Look over the data below and give the number of lines containing the word "diagram", with no other words.
═════ Given data
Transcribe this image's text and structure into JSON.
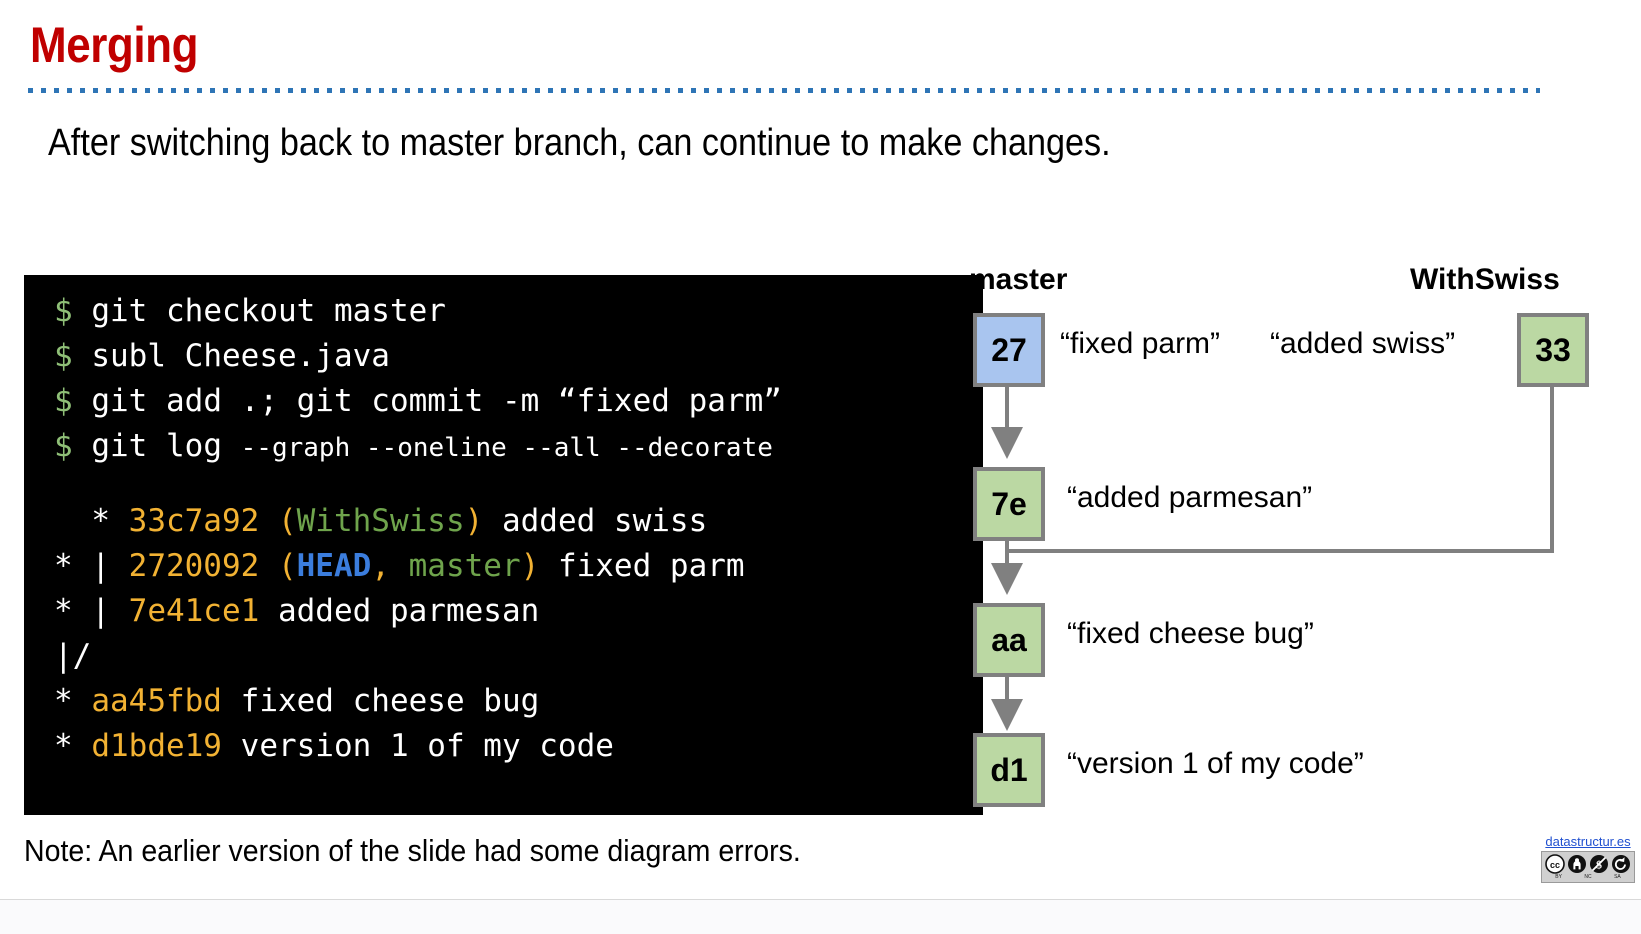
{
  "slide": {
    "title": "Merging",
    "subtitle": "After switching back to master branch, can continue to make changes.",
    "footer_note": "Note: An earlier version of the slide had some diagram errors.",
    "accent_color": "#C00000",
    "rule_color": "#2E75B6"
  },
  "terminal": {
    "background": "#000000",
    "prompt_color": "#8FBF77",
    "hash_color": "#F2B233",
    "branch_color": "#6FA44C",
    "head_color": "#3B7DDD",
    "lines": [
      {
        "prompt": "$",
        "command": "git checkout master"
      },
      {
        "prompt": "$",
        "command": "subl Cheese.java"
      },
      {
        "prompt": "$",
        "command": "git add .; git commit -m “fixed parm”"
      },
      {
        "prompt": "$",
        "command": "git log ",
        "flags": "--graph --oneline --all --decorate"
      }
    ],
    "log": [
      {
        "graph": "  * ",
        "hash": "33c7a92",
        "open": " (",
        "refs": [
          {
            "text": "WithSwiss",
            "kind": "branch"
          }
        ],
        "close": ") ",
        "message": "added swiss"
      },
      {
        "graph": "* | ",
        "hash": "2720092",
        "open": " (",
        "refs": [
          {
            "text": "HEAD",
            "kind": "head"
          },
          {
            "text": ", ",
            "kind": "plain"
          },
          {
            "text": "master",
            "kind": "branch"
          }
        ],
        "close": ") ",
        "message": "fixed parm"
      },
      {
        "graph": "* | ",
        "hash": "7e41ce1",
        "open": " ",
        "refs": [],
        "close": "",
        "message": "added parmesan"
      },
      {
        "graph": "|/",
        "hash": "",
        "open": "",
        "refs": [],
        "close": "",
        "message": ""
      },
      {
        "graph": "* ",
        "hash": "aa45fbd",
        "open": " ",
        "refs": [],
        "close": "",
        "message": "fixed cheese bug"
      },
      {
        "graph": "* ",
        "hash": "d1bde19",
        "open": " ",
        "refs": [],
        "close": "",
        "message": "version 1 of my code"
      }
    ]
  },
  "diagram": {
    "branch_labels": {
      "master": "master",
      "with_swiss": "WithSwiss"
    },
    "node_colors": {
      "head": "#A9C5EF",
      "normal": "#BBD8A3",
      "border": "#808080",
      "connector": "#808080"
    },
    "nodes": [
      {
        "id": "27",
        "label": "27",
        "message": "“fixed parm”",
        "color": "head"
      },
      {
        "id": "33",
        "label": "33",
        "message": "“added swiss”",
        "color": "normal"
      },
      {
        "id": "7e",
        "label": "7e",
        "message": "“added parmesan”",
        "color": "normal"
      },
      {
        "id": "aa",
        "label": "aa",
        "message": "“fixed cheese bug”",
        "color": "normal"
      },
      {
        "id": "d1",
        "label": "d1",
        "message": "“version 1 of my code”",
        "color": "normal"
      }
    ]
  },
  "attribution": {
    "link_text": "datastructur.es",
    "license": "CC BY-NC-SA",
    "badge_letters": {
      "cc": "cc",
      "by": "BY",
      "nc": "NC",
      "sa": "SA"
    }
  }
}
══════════
» Task answer: 2